What you have to do » The lines to copy are those holding the string "Rename" in the entries below.

Entries from a dataset of interfaces
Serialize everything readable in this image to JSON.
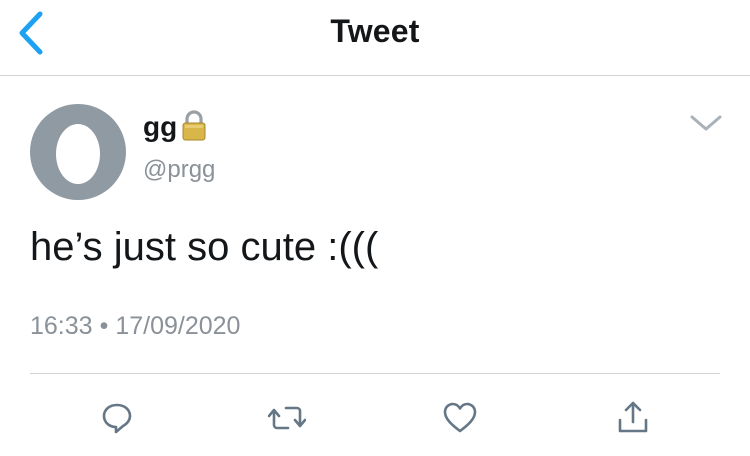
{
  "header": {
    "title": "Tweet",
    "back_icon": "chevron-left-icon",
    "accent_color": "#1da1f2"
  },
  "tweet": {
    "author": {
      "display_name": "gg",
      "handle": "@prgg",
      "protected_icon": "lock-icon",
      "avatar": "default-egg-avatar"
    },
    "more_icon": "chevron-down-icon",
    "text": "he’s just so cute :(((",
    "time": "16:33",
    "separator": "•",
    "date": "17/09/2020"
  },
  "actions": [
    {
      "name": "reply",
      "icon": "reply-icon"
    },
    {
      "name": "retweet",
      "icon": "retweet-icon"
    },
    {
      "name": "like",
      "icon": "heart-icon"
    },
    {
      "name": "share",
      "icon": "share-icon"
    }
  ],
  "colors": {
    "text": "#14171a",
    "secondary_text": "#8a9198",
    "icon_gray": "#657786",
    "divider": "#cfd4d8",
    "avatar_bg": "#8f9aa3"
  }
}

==

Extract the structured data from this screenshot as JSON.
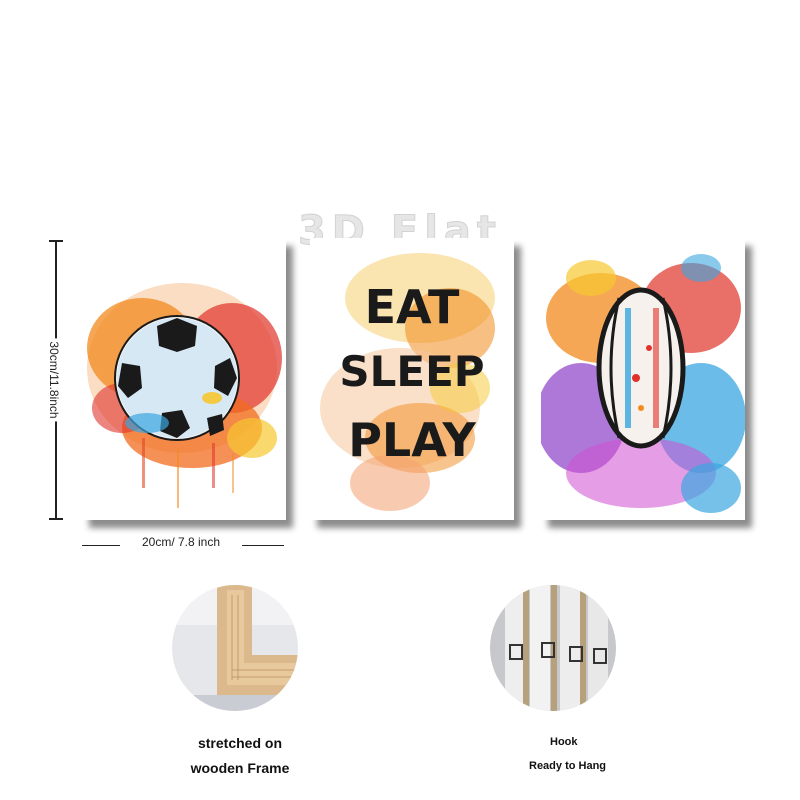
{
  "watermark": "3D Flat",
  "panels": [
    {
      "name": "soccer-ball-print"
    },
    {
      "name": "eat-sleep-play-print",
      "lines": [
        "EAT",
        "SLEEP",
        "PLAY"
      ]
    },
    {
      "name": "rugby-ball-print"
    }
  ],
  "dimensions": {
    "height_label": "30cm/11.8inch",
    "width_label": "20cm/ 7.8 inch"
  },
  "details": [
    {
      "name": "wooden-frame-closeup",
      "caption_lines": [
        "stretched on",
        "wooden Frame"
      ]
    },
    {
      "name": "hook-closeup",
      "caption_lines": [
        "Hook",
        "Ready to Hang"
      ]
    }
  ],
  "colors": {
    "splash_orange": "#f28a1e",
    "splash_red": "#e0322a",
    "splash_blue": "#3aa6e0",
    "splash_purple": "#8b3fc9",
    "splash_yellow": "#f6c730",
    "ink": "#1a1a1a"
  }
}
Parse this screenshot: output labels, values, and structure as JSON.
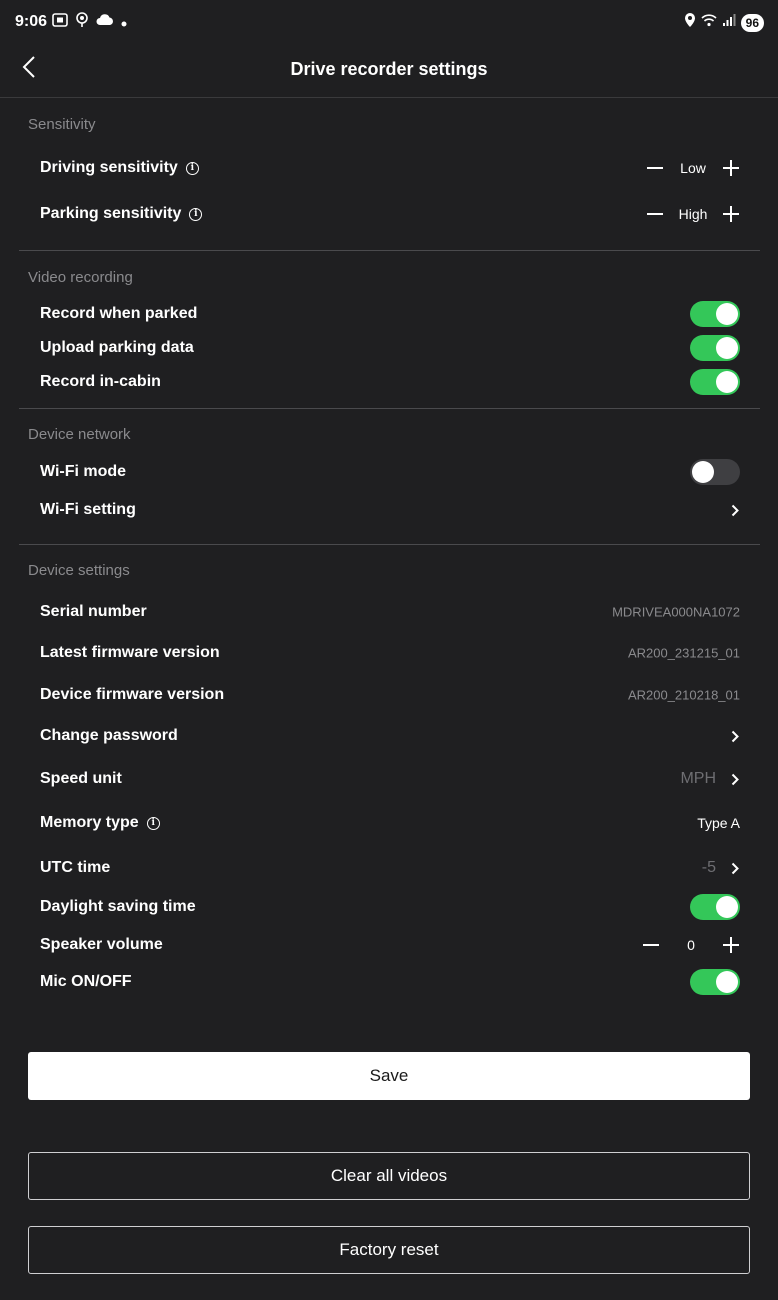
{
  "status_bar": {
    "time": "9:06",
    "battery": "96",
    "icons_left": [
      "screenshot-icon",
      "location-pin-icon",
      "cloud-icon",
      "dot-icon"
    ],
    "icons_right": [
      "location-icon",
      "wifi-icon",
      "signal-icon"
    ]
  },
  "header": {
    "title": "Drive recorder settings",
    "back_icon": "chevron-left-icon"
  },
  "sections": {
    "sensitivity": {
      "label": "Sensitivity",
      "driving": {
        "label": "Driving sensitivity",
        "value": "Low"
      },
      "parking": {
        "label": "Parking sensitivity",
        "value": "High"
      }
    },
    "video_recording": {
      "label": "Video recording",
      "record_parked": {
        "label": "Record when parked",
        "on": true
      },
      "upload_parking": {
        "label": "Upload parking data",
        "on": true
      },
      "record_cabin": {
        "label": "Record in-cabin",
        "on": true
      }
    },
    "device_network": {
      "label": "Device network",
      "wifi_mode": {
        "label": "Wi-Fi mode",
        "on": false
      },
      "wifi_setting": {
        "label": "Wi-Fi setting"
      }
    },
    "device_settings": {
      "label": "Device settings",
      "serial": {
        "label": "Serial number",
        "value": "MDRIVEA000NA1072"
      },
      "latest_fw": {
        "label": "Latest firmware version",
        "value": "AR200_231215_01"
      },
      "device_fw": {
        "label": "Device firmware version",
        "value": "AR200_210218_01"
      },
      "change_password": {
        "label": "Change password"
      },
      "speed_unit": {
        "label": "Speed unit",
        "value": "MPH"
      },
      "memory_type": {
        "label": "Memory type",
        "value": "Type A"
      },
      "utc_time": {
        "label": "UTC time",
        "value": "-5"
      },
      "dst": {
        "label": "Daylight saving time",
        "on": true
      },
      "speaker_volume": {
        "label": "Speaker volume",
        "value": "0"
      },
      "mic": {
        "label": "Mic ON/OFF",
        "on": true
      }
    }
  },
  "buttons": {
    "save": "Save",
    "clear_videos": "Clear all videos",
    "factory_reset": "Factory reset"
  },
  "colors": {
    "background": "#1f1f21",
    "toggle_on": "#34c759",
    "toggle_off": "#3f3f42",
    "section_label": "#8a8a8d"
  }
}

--

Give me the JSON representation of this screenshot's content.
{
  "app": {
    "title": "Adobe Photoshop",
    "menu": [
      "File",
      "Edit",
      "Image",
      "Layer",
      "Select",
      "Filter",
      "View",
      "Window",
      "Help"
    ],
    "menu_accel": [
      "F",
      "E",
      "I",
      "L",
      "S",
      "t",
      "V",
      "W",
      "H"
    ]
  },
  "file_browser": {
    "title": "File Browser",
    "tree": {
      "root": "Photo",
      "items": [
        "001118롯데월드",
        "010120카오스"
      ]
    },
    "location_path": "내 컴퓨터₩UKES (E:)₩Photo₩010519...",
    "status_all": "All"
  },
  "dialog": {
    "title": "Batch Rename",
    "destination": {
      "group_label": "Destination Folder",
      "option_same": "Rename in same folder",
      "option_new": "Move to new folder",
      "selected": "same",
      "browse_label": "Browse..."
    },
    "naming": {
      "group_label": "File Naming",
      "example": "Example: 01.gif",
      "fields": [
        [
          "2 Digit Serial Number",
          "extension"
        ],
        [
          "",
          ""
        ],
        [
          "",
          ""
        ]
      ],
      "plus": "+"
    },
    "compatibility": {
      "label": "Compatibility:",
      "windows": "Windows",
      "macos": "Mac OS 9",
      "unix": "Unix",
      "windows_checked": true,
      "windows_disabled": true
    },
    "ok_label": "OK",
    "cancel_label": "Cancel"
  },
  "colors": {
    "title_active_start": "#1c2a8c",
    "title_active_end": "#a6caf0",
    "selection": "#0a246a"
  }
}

Answer below »
    "title": "Batch Rename",
      "option_same": "Rename in same folder",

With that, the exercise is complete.